Care of infants has also changed. A baby is a world of disposable diapers, safety pins, ready-mixed formulas and soaps and lotions. In their days, breastfeeding was a natural way of providing nourishment to infants. "I never used the bottle to nurse my babies," one woman stated.
An Indian diaper was a combination of natural products. Dry wood and cat tails were warmed up and used in moss bags. A woman, commenting on modern ways of child care had this to say, "Today they use too many kinds of diapers and too many kind of soap and long ago the children did not get rashes."
Raising children today presents as many problems as it does rewards. The world is a confusing place and even more so for many Indian children. The women at the workshop spoke of raising their children and
"He (my husband) used to tell me that we couldn't look after the young people all the time so they would have to learn as we learned when we were young. My father used to tell me about the beliefs in Indian faith and also he mentioned the elders and he said 'respect them and then you will receive faith from above...this is for the sake of your children.'"
One woman mentioned the role her mother had played. '"She used to tell stories of long ago. She had lots to tell about. These of course, were all Indian legends and we were told to respect the elders and not to make fools of ourselves." Another said this about her parents. "They said don't drink and don't smoke. Don't do anything wrong and look at the elders and respect them. If they have any ceremonies, join in with them.
One of the saddest and yet truest matters brought up was the role liquor has played in many lives. "But today it is the liquor that is ruining the life of the people and even my son and grandchildren don't listen to us."
One woman stated that she had drank but had stopped. "When I see some of the girls drinking, I feel sorry for them. I know liquor Isn't any good. On Saturday that is when everything starts and they don't even consider the next day. I feel a lot better now that I don't drink and I don't need any liquor."

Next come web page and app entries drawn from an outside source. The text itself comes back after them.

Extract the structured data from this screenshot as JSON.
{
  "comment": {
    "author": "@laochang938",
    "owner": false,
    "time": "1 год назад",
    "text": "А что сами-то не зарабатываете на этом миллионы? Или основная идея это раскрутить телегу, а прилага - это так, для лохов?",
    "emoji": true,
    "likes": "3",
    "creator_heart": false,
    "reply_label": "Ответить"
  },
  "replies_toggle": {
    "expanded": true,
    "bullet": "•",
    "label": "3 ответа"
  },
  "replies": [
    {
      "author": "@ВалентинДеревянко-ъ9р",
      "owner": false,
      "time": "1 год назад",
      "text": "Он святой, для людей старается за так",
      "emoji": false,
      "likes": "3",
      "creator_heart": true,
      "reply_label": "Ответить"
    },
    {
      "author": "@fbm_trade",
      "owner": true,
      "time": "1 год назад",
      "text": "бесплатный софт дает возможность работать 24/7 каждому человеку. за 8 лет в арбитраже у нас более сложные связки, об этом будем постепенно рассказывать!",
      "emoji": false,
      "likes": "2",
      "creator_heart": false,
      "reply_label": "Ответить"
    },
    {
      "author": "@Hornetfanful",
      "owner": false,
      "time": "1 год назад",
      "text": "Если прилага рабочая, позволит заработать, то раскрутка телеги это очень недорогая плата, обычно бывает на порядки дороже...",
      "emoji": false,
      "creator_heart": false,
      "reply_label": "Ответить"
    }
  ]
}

The women had a religious ceremony that consisted of prayer and purification of the home with sweetgrass. "Now every morning I burn sweetgrass and also we all pray together in my family."
Many women felt that this belief in the traditional Indian religion was very important and that the young people should have instruction from elders. "Today the young people, they don't listen. They never have any elders to lecture them." and "I'm hoping that someday we will go back to the Indian beliefs and whatever we were given by the Almighty."
Although the traditional role of the woman may have been in the home, the Indian women received the respect and love that was due. They conducted themselves and performed their duties with a dignity that can still be seen in many of our grandmothers.